EXERCISE =>
Below are some records. Print all of them exactly as they appear.

BEGIN

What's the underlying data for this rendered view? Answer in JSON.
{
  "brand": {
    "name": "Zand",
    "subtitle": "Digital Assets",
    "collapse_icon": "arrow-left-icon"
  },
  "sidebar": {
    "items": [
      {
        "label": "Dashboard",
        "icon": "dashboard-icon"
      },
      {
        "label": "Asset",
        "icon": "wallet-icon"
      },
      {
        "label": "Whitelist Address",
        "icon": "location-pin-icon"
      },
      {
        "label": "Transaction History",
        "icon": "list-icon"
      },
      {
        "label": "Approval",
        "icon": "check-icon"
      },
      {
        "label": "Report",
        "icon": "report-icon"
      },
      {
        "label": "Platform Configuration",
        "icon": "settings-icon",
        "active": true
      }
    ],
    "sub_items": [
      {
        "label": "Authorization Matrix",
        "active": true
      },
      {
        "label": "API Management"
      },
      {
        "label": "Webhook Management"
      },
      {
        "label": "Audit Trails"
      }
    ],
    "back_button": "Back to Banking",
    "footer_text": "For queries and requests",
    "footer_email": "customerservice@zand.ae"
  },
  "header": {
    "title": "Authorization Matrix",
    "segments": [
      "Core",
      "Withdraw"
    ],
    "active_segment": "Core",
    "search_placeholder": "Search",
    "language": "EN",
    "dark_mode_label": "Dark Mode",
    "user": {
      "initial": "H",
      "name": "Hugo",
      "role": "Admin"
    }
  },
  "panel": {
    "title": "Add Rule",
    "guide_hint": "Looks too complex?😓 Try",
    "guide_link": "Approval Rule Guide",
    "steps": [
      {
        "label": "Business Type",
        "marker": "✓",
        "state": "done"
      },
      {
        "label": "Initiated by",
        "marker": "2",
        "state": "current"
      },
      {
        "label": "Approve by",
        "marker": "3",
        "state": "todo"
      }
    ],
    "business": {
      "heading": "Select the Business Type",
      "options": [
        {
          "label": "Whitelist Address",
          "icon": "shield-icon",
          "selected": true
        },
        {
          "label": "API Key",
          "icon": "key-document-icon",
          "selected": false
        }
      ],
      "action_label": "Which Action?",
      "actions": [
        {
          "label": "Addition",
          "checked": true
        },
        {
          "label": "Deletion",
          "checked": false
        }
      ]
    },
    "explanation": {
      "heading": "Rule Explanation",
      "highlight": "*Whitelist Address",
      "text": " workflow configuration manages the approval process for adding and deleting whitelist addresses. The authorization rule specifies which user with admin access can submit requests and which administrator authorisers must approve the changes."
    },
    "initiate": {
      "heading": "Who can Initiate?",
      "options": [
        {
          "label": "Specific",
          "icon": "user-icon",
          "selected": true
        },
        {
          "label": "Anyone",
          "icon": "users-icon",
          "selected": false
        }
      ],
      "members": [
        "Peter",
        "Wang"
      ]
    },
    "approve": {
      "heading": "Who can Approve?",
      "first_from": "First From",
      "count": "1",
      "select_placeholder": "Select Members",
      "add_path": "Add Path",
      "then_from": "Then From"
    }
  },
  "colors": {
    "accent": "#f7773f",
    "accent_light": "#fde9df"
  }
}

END

ANSWER SPACE =>
What's the underlying data for this rendered view? Answer in JSON.
{
  "brand": {
    "name": "Zand",
    "subtitle": "Digital Assets",
    "collapse_icon": "arrow-left-icon"
  },
  "sidebar": {
    "items": [
      {
        "label": "Dashboard",
        "icon": "dashboard-icon"
      },
      {
        "label": "Asset",
        "icon": "wallet-icon"
      },
      {
        "label": "Whitelist Address",
        "icon": "location-pin-icon"
      },
      {
        "label": "Transaction History",
        "icon": "list-icon"
      },
      {
        "label": "Approval",
        "icon": "check-icon"
      },
      {
        "label": "Report",
        "icon": "report-icon"
      },
      {
        "label": "Platform Configuration",
        "icon": "settings-icon",
        "active": true
      }
    ],
    "sub_items": [
      {
        "label": "Authorization Matrix",
        "active": true
      },
      {
        "label": "API Management"
      },
      {
        "label": "Webhook Management"
      },
      {
        "label": "Audit Trails"
      }
    ],
    "back_button": "Back to Banking",
    "footer_text": "For queries and requests",
    "footer_email": "customerservice@zand.ae"
  },
  "header": {
    "title": "Authorization Matrix",
    "segments": [
      "Core",
      "Withdraw"
    ],
    "active_segment": "Core",
    "search_placeholder": "Search",
    "language": "EN",
    "dark_mode_label": "Dark Mode",
    "user": {
      "initial": "H",
      "name": "Hugo",
      "role": "Admin"
    }
  },
  "panel": {
    "title": "Add Rule",
    "guide_hint": "Looks too complex?😓 Try",
    "guide_link": "Approval Rule Guide",
    "steps": [
      {
        "label": "Business Type",
        "marker": "✓",
        "state": "done"
      },
      {
        "label": "Initiated by",
        "marker": "2",
        "state": "current"
      },
      {
        "label": "Approve by",
        "marker": "3",
        "state": "todo"
      }
    ],
    "business": {
      "heading": "Select the Business Type",
      "options": [
        {
          "label": "Whitelist Address",
          "icon": "shield-icon",
          "selected": true
        },
        {
          "label": "API Key",
          "icon": "key-document-icon",
          "selected": false
        }
      ],
      "action_label": "Which Action?",
      "actions": [
        {
          "label": "Addition",
          "checked": true
        },
        {
          "label": "Deletion",
          "checked": false
        }
      ]
    },
    "explanation": {
      "heading": "Rule Explanation",
      "highlight": "*Whitelist Address",
      "text": " workflow configuration manages the approval process for adding and deleting whitelist addresses. The authorization rule specifies which user with admin access can submit requests and which administrator authorisers must approve the changes."
    },
    "initiate": {
      "heading": "Who can Initiate?",
      "options": [
        {
          "label": "Specific",
          "icon": "user-icon",
          "selected": true
        },
        {
          "label": "Anyone",
          "icon": "users-icon",
          "selected": false
        }
      ],
      "members": [
        "Peter",
        "Wang"
      ]
    },
    "approve": {
      "heading": "Who can Approve?",
      "first_from": "First From",
      "count": "1",
      "select_placeholder": "Select Members",
      "add_path": "Add Path",
      "then_from": "Then From"
    }
  },
  "colors": {
    "accent": "#f7773f",
    "accent_light": "#fde9df"
  }
}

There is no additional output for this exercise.